*** MATERIAL FOR THIS TASK ***

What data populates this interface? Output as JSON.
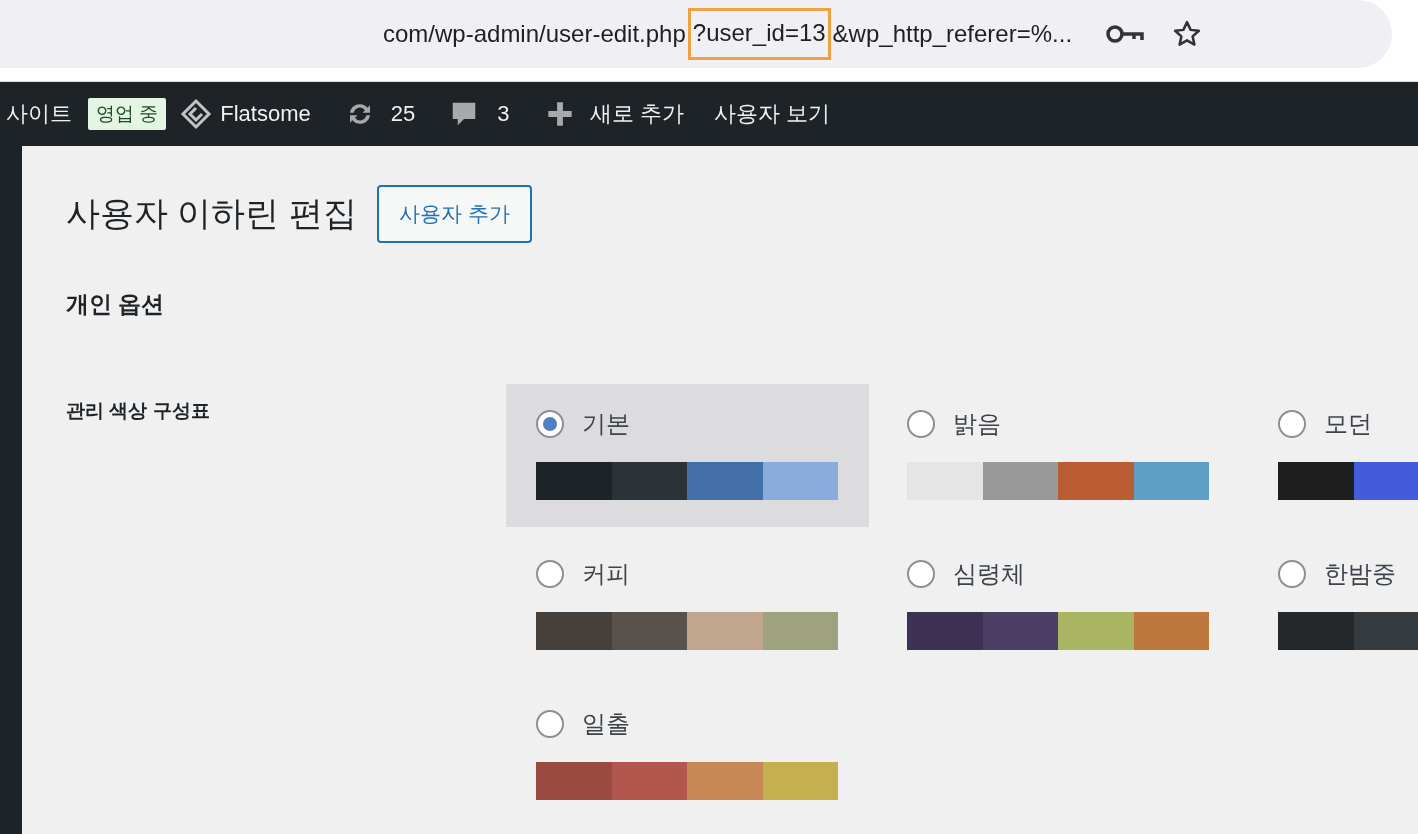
{
  "address_bar": {
    "url_before": "com/wp-admin/user-edit.php",
    "url_highlight": "?user_id=13",
    "url_after": "&wp_http_referer=%..."
  },
  "admin_bar": {
    "site": "사이트",
    "status_badge": "영업 중",
    "theme": "Flatsome",
    "updates": "25",
    "comments": "3",
    "new": "새로 추가",
    "view_user": "사용자 보기"
  },
  "page": {
    "title": "사용자 이하린 편집",
    "add_button": "사용자 추가",
    "section_title": "개인 옵션",
    "field_label": "관리 색상 구성표"
  },
  "color_schemes": [
    {
      "label": "기본",
      "selected": true,
      "swatches": [
        {
          "color": "#1d2327"
        },
        {
          "color": "#2c3338"
        },
        {
          "color": "#4470aa"
        },
        {
          "color": "#8aacdd"
        }
      ]
    },
    {
      "label": "밝음",
      "selected": false,
      "swatches": [
        {
          "color": "#e5e5e5"
        },
        {
          "color": "#999999"
        },
        {
          "color": "#ba5d33"
        },
        {
          "color": "#609fc5"
        }
      ]
    },
    {
      "label": "모던",
      "selected": false,
      "swatches": [
        {
          "color": "#1e1e1e"
        },
        {
          "color": "#435cdc"
        }
      ]
    },
    {
      "label": "커피",
      "selected": false,
      "swatches": [
        {
          "color": "#46403c"
        },
        {
          "color": "#59524c"
        },
        {
          "color": "#c0a68f"
        },
        {
          "color": "#9ea27e"
        }
      ]
    },
    {
      "label": "심령체",
      "selected": false,
      "swatches": [
        {
          "color": "#3d3253"
        },
        {
          "color": "#4c3f66"
        },
        {
          "color": "#a9b562"
        },
        {
          "color": "#be773c"
        }
      ]
    },
    {
      "label": "한밤중",
      "selected": false,
      "swatches": [
        {
          "color": "#25282b"
        },
        {
          "color": "#363b3f"
        }
      ]
    },
    {
      "label": "일출",
      "selected": false,
      "swatches": [
        {
          "color": "#9a4a41"
        },
        {
          "color": "#b2574d"
        },
        {
          "color": "#c88855"
        },
        {
          "color": "#c5b04f"
        }
      ]
    }
  ]
}
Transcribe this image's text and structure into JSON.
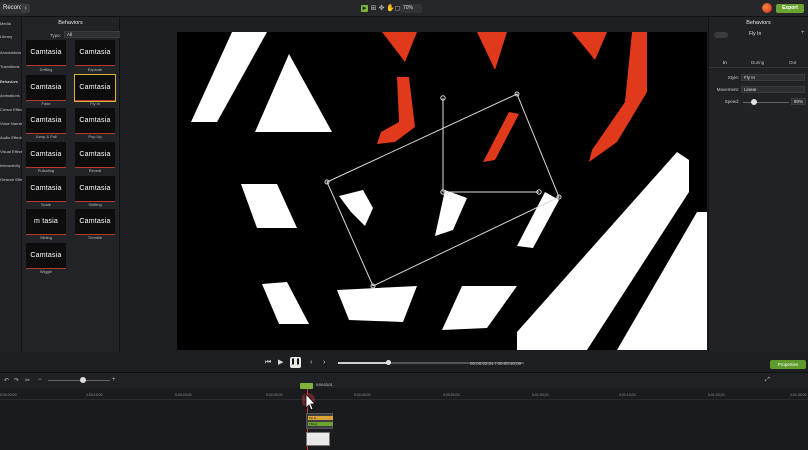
{
  "topbar": {
    "record_label": "Record",
    "chevron": "›",
    "zoom_value": "70%",
    "export_label": "Export",
    "tools": [
      "arrow-icon",
      "crop-icon",
      "pan-icon",
      "hand-icon",
      "crop-select-icon"
    ]
  },
  "sidenav": {
    "items": [
      "Media",
      "Library",
      "Annotations",
      "Transitions",
      "Behaviors",
      "Animations",
      "Cursor Effects",
      "Voice Narration",
      "Audio Effects",
      "Visual Effects",
      "Interactivity",
      "Gesture Effects"
    ]
  },
  "behaviors": {
    "title": "Behaviors",
    "type_label": "Type:",
    "type_value": "All",
    "thumbs": [
      {
        "text": "Camtasia",
        "label": "Drifting"
      },
      {
        "text": "Camtasia",
        "label": "Explode"
      },
      {
        "text": "Camtasia",
        "label": "Fade"
      },
      {
        "text": "Camtasia",
        "label": "Fly In"
      },
      {
        "text": "Camtasia",
        "label": "Jump & Fall"
      },
      {
        "text": "Camtasia",
        "label": "Pop Up"
      },
      {
        "text": "Camtasia",
        "label": "Pulsating"
      },
      {
        "text": "Camtasia",
        "label": "Reveal"
      },
      {
        "text": "Camtasia",
        "label": "Scale"
      },
      {
        "text": "Camtasia",
        "label": "Shifting"
      },
      {
        "text": "m tasia",
        "label": "Sliding"
      },
      {
        "text": "Camtasia",
        "label": "Tremble"
      },
      {
        "text": "Camtasia",
        "label": "Wiggle"
      }
    ]
  },
  "props": {
    "title": "Behaviors",
    "behavior_name": "Fly In",
    "tabs": {
      "in": "In",
      "during": "During",
      "out": "Out"
    },
    "style_label": "Style:",
    "style_value": "Fly In",
    "movement_label": "Movement:",
    "movement_value": "Linear",
    "speed_label": "Speed:",
    "speed_value": "80%"
  },
  "playback": {
    "timecode": "00:00:02;01 / 00:00:30;00",
    "progress": 0.27,
    "properties_label": "Properties"
  },
  "timeline": {
    "playhead_time": "0:00:03;01",
    "ticks": [
      "0:00:00;00",
      "0:00:10;00",
      "0:00:20;00",
      "0:00:30;00",
      "0:00:40;00",
      "0:00:50;00",
      "0:01:00;00",
      "0:01:10;00",
      "0:01:20;00",
      "0:01:30;00",
      "0:01:40;00"
    ],
    "clip_label_1": "Fly In",
    "clip_label_2": "Tilting"
  },
  "colors": {
    "accent_green": "#6aa331",
    "canvas_red": "#e0391c"
  }
}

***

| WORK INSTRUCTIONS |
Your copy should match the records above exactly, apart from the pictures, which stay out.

| EXERCISE RESPONSE |
What data populates this interface? Output as JSON.
{
  "address_bar": {
    "url_before": "com/wp-admin/user-edit.php",
    "url_highlight": "?user_id=13",
    "url_after": "&wp_http_referer=%..."
  },
  "admin_bar": {
    "site": "사이트",
    "status_badge": "영업 중",
    "theme": "Flatsome",
    "updates": "25",
    "comments": "3",
    "new": "새로 추가",
    "view_user": "사용자 보기"
  },
  "page": {
    "title": "사용자 이하린 편집",
    "add_button": "사용자 추가",
    "section_title": "개인 옵션",
    "field_label": "관리 색상 구성표"
  },
  "color_schemes": [
    {
      "label": "기본",
      "selected": true,
      "swatches": [
        {
          "color": "#1d2327"
        },
        {
          "color": "#2c3338"
        },
        {
          "color": "#4470aa"
        },
        {
          "color": "#8aacdd"
        }
      ]
    },
    {
      "label": "밝음",
      "selected": false,
      "swatches": [
        {
          "color": "#e5e5e5"
        },
        {
          "color": "#999999"
        },
        {
          "color": "#ba5d33"
        },
        {
          "color": "#609fc5"
        }
      ]
    },
    {
      "label": "모던",
      "selected": false,
      "swatches": [
        {
          "color": "#1e1e1e"
        },
        {
          "color": "#435cdc"
        }
      ]
    },
    {
      "label": "커피",
      "selected": false,
      "swatches": [
        {
          "color": "#46403c"
        },
        {
          "color": "#59524c"
        },
        {
          "color": "#c0a68f"
        },
        {
          "color": "#9ea27e"
        }
      ]
    },
    {
      "label": "심령체",
      "selected": false,
      "swatches": [
        {
          "color": "#3d3253"
        },
        {
          "color": "#4c3f66"
        },
        {
          "color": "#a9b562"
        },
        {
          "color": "#be773c"
        }
      ]
    },
    {
      "label": "한밤중",
      "selected": false,
      "swatches": [
        {
          "color": "#25282b"
        },
        {
          "color": "#363b3f"
        }
      ]
    },
    {
      "label": "일출",
      "selected": false,
      "swatches": [
        {
          "color": "#9a4a41"
        },
        {
          "color": "#b2574d"
        },
        {
          "color": "#c88855"
        },
        {
          "color": "#c5b04f"
        }
      ]
    }
  ]
}
Transcribe this image's text and structure into JSON.
{
  "topbar": {
    "record_label": "Record",
    "chevron": "›",
    "zoom_value": "70%",
    "export_label": "Export",
    "tools": [
      "arrow-icon",
      "crop-icon",
      "pan-icon",
      "hand-icon",
      "crop-select-icon"
    ]
  },
  "sidenav": {
    "items": [
      "Media",
      "Library",
      "Annotations",
      "Transitions",
      "Behaviors",
      "Animations",
      "Cursor Effects",
      "Voice Narration",
      "Audio Effects",
      "Visual Effects",
      "Interactivity",
      "Gesture Effects"
    ]
  },
  "behaviors": {
    "title": "Behaviors",
    "type_label": "Type:",
    "type_value": "All",
    "thumbs": [
      {
        "text": "Camtasia",
        "label": "Drifting"
      },
      {
        "text": "Camtasia",
        "label": "Explode"
      },
      {
        "text": "Camtasia",
        "label": "Fade"
      },
      {
        "text": "Camtasia",
        "label": "Fly In"
      },
      {
        "text": "Camtasia",
        "label": "Jump & Fall"
      },
      {
        "text": "Camtasia",
        "label": "Pop Up"
      },
      {
        "text": "Camtasia",
        "label": "Pulsating"
      },
      {
        "text": "Camtasia",
        "label": "Reveal"
      },
      {
        "text": "Camtasia",
        "label": "Scale"
      },
      {
        "text": "Camtasia",
        "label": "Shifting"
      },
      {
        "text": "m tasia",
        "label": "Sliding"
      },
      {
        "text": "Camtasia",
        "label": "Tremble"
      },
      {
        "text": "Camtasia",
        "label": "Wiggle"
      }
    ]
  },
  "props": {
    "title": "Behaviors",
    "behavior_name": "Fly In",
    "tabs": {
      "in": "In",
      "during": "During",
      "out": "Out"
    },
    "style_label": "Style:",
    "style_value": "Fly In",
    "movement_label": "Movement:",
    "movement_value": "Linear",
    "speed_label": "Speed:",
    "speed_value": "80%"
  },
  "playback": {
    "timecode": "00:00:02;01 / 00:00:30;00",
    "progress": 0.27,
    "properties_label": "Properties"
  },
  "timeline": {
    "playhead_time": "0:00:03;01",
    "ticks": [
      "0:00:00;00",
      "0:00:10;00",
      "0:00:20;00",
      "0:00:30;00",
      "0:00:40;00",
      "0:00:50;00",
      "0:01:00;00",
      "0:01:10;00",
      "0:01:20;00",
      "0:01:30;00",
      "0:01:40;00"
    ],
    "clip_label_1": "Fly In",
    "clip_label_2": "Tilting"
  },
  "colors": {
    "accent_green": "#6aa331",
    "canvas_red": "#e0391c"
  }
}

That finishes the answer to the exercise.